Healey, M. 2001. Patterns of gametic investment by female stream type and ocean type Chinook Salmon. Journal of Fish Biology, 58: 1545-1556.
Matthews, G., R. Waples. 1991. Status Review for Snake River Spring and Summer Chinook Salmon. NOAA Technical Memorandums.
NOAA, 2001. "Chinook Salmon (Oncorhyncus tshawytscha)" (On-line). Accessed October 21, 2002 at http://www.nmfs.noaa.gov/prot_res/species/fish/Chinook_salmon.html.
NOAA, 2002. "Where do salmon go in the ocean?" (On-line). Accessed October 23, 2002 at http://www.nefsc.noaa.gov/faq/fishfaq2d.html.
National Wildlife Federation, 1996-2002. "Chinook Salmon" (On-line). Accessed October 21, 2002 at http://www.nwf.org/keepthewildalive/salmon.
Pacific States Marine Fisheries Commision, 1996. "Chinook Salmon" (On-line). Accessed October 21, 2002 at http://www.psmfc.org/habitat/edu_chinook_facts.html.
Satterfield, F., B. Finney. 2002. Isotope analysis of Pacific Salmon: insight into trophic status and oceanographic conditions over the last 30 years. Progress in Oceanography, 53: 231-246.
Taylor, G., C. Southards. 1997. Longterm climate trends and salmon population.
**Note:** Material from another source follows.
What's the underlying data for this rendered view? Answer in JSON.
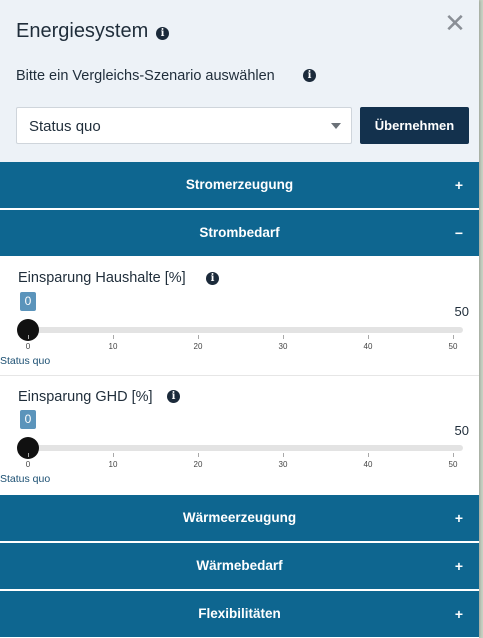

Oregon Climate Service.
US Food and Drug Administration, 2002. "Regulatory Fish Encyclopedia--Chinook Salmon" (On-line). Accessed October 23, 2002 at http://vm.cfsan.fda.gov/~frf/rfe0kg.html.
University of Calfornia Berkeley, "Chinook Salmon--Onchorynchus tshawtscha" (On-line). Accessed October 21, 2002 at http://elib.cs.berkeley.edu/kopec/tr9/html/sp-chinook-salmon.html.
University of Wisconsin Sea Grant Institute, 2002. "Chinook Salmon" (On-line). Accessed October 21, 2002 at http://www.seagrant.wisc.edu/greatlakesfish/fchinooksalmon1.html.